● Requirement: If a line of the data below contains the string "label", copy it into your answer.

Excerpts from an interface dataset

↓↓↓

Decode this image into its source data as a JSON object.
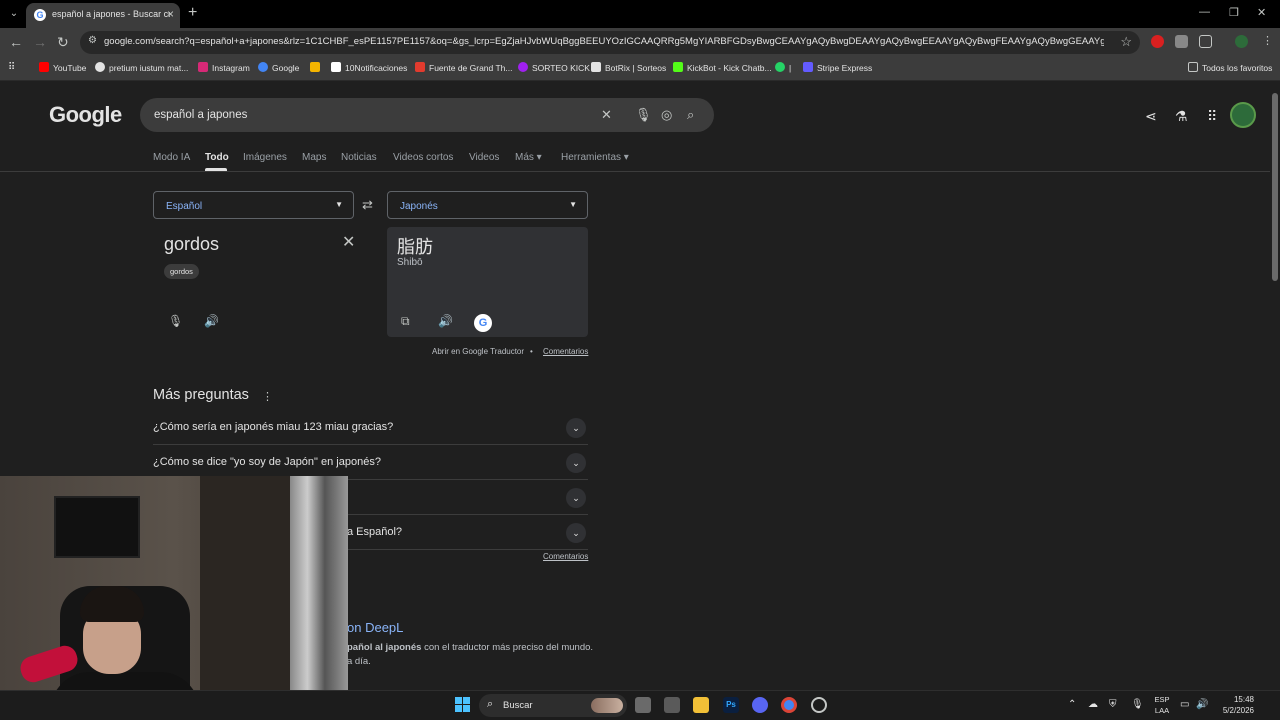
{
  "browser": {
    "tab_title": "español a japones - Buscar con Google",
    "new_tab": "+",
    "url": "google.com/search?q=español+a+japones&rlz=1C1CHBF_esPE1157PE1157&oq=&gs_lcrp=EgZjaHJvbWUqBggBEEUYOzIGCAAQRRg5MgYIARBFGDsyBwgCEAAYgAQyBwgDEAAYgAQyBwgEEAAYgAQyBwgFEAAYgAQyBwgGEAAYgAQyBggHEEUYP..."
  },
  "bookmarks": [
    {
      "label": "YouTube",
      "color": "#ff0000"
    },
    {
      "label": "pretium iustum mat...",
      "color": "#e3e3e3"
    },
    {
      "label": "Instagram",
      "color": "#d62976"
    },
    {
      "label": "Google",
      "color": "#4285f4"
    },
    {
      "label": "",
      "color": "#f4b400"
    },
    {
      "label": "10Notificaciones",
      "color": "#ffffff"
    },
    {
      "label": "Fuente de Grand Th...",
      "color": "#e23b2e"
    },
    {
      "label": "SORTEO KICK",
      "color": "#a020f0"
    },
    {
      "label": "BotRix | Sorteos",
      "color": "#e3e3e3"
    },
    {
      "label": "KickBot - Kick Chatb...",
      "color": "#53fc18"
    },
    {
      "label": "|",
      "color": "#25d366"
    },
    {
      "label": "Stripe Express",
      "color": "#635bff"
    }
  ],
  "bookmarks_all": "Todos los favoritos",
  "google": {
    "logo": "Google",
    "query": "español a japones",
    "tabs": [
      "Modo IA",
      "Todo",
      "Imágenes",
      "Maps",
      "Noticias",
      "Videos cortos",
      "Videos",
      "Más ▾",
      "Herramientas ▾"
    ],
    "active_tab": "Todo"
  },
  "translator": {
    "source_lang": "Español",
    "target_lang": "Japonés",
    "source_text": "gordos",
    "source_chip": "gordos",
    "target_text": "脂肪",
    "target_romanization": "Shibō",
    "open_link": "Abrir en Google Traductor",
    "separator": "•",
    "feedback": "Comentarios"
  },
  "paa": {
    "title": "Más preguntas",
    "questions": [
      "¿Cómo sería en japonés miau 123 miau gracias?",
      "¿Cómo se dice \"yo soy de Japón\" en japonés?",
      "",
      "a Español?"
    ],
    "feedback": "Comentarios"
  },
  "result": {
    "title": "on DeepL",
    "snippet_bold": "pañol al japonés",
    "snippet_rest": " con el traductor más preciso del mundo.",
    "snippet_line2": "a día."
  },
  "taskbar": {
    "search": "Buscar",
    "lang_top": "ESP",
    "lang_bottom": "LAA",
    "time": "15:48",
    "date": "5/2/2026"
  },
  "colors": {
    "accent": "#8ab4f8",
    "background": "#1f1f1f"
  }
}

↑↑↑

● Answer below:
      "label": "YouTube",
      "label": "pretium iustum mat...",
      "label": "Instagram",
      "label": "Google",
      "label": "",
      "label": "10Notificaciones",
      "label": "Fuente de Grand Th...",
      "label": "SORTEO KICK",
      "label": "BotRix | Sorteos",
      "label": "KickBot - Kick Chatb...",
      "label": "|",
      "label": "Stripe Express",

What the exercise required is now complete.